Common Core State Standards: Writing narratives to develop real or imagined experiences or events; conducting short research projects that build knowledge about a topic.

4. Red Wolf Success

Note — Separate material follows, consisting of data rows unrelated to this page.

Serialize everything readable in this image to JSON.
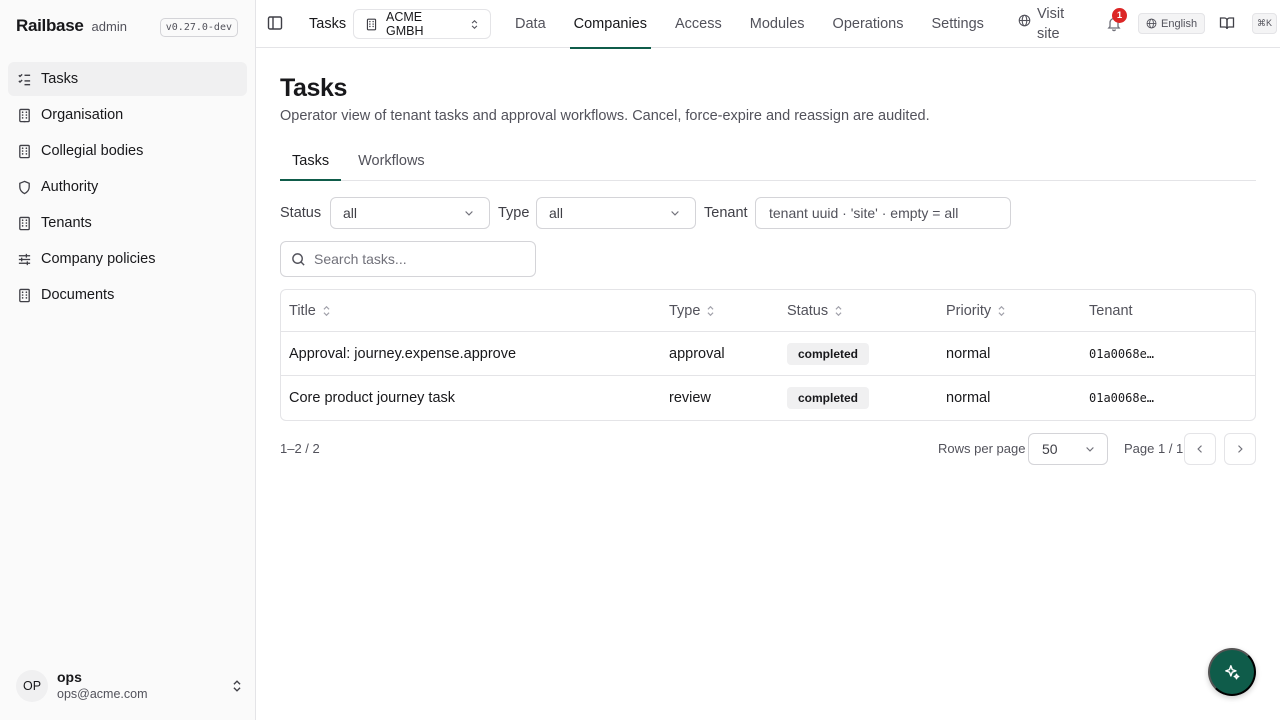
{
  "sidebar": {
    "brand": "Railbase",
    "role": "admin",
    "version": "v0.27.0-dev",
    "items": [
      {
        "label": "Tasks",
        "icon": "tasks-icon",
        "active": true
      },
      {
        "label": "Organisation",
        "icon": "building-icon"
      },
      {
        "label": "Collegial bodies",
        "icon": "building-icon"
      },
      {
        "label": "Authority",
        "icon": "shield-icon"
      },
      {
        "label": "Tenants",
        "icon": "building-icon"
      },
      {
        "label": "Company policies",
        "icon": "sliders-icon"
      },
      {
        "label": "Documents",
        "icon": "building-icon"
      }
    ],
    "user": {
      "initials": "OP",
      "name": "ops",
      "email": "ops@acme.com"
    }
  },
  "topbar": {
    "title": "Tasks",
    "company": "ACME GMBH",
    "nav": [
      {
        "label": "Data"
      },
      {
        "label": "Companies",
        "active": true
      },
      {
        "label": "Access"
      },
      {
        "label": "Modules"
      },
      {
        "label": "Operations"
      },
      {
        "label": "Settings"
      }
    ],
    "visit_line1": "Visit",
    "visit_line2": "site",
    "notifications": "1",
    "language": "English",
    "shortcut": "⌘K"
  },
  "page": {
    "title": "Tasks",
    "description": "Operator view of tenant tasks and approval workflows. Cancel, force-expire and reassign are audited.",
    "tabs": [
      {
        "label": "Tasks",
        "active": true
      },
      {
        "label": "Workflows"
      }
    ]
  },
  "filters": {
    "status_label": "Status",
    "status_value": "all",
    "type_label": "Type",
    "type_value": "all",
    "tenant_label": "Tenant",
    "tenant_placeholder": "tenant uuid · 'site' · empty = all",
    "search_placeholder": "Search tasks..."
  },
  "table": {
    "columns": [
      "Title",
      "Type",
      "Status",
      "Priority",
      "Tenant"
    ],
    "rows": [
      {
        "title": "Approval: journey.expense.approve",
        "type": "approval",
        "status": "completed",
        "priority": "normal",
        "tenant": "01a0068e…"
      },
      {
        "title": "Core product journey task",
        "type": "review",
        "status": "completed",
        "priority": "normal",
        "tenant": "01a0068e…"
      }
    ]
  },
  "pagination": {
    "count": "1–2 / 2",
    "rows_per_page_label": "Rows per page",
    "rows_per_page": "50",
    "page_info": "Page 1 / 1"
  },
  "colors": {
    "accent": "#0f5c4a",
    "badge": "#dc2626"
  }
}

In an effort to help endangered species, zoos and other wildlife organizations try to breed them in captivity so that they don’t become extinct. This spring a zoo in the state of Rhode Island achieved a significant milestone in captive breeding when it announced the birth of a critically endangered red wolf pup. Red wolves once roamed throughout the southeastern United States but were declared extinct in the wild in 1980, CNN News reported. The wild red wolves were captured at that time and brought to zoos for captive breeding. The Roger Williams Park Zoo in Rhode Island is an active participant in the wolf breeding program. The parents of the new pup were a 6-year-old female at the zoo named Brave and a 7-year-old male named Diego. The pup was the first successful birth for Brave, and the first red wolf pup born at the zoo since 2005. Named for their red-tinged fur, red wolves are smaller than their better-known cousins the gray wolf and timber wolf, but larger than coyotes. Adults can measure up to four feet in length and weigh up to 80 pounds. Only 15 to 20 red wolves remain in the wild, and all are in the state of North Carolina. Scientists and wildlife organizations do many things to help endangered or threatened wild animals. In the newspaper or online, find and closely read stories about efforts to help one such species. Use what you read to write a letter to the editor, detailing how the effort seeks to help the animal and why that is important.

Common Core State Standards: Writing informative/explanatory texts to examine a topic and convey ideas and information clearly; citing specific textual evidence when writing.

5. Ocean Canyon Sanctuary

On land or under the sea, canyons are among the most spectacular natural features on Earth. Land canyons like the Grand Canyon and Bryce Canyon in the American West attract millions of tourists a year. Ocean canyons like the Hudson Canyon of America’s East Coast attract millions of fish, whales and other sea creatures seeking food and shelter. This month, President Biden took steps to protect the Hudson Canyon, which was formed by ancient glaciers about 100 miles off the coast of New York City. The President announced that he intends to designate the area a new national marine sanctuary, which would give it some of the same protections afforded to national parks, the Washington Post newspaper reported. The move would protect an area nearly 7½ miles wide, more than 100 miles long and more than 2 miles deep in some places — an area similar in scale to the Grand Canyon in the state of Arizona. The Hudson Canyon is the largest known ocean canyon off the East Coast of the United States and home to hundreds of species, including sperm whales, sea turtles, dolphins, corals, sharks and more than 200 species of fish. Designating it a national marine sanctuary would protect a key ocean habitat from development and pollution. State and national governments often pass laws to protect natural areas. In the newspaper or online, find and closely read stories about one such effort. Use what you read to write a paragraph or short paper detailing how protecting the area will have positive effects for wildlife, habitats and people, and whether there are negative impacts as well.

Common Core State Standards: Reading closely what written and visual texts say and to making logical inferences from them; citing specific textual evidence when writing or speaking to support conclusions.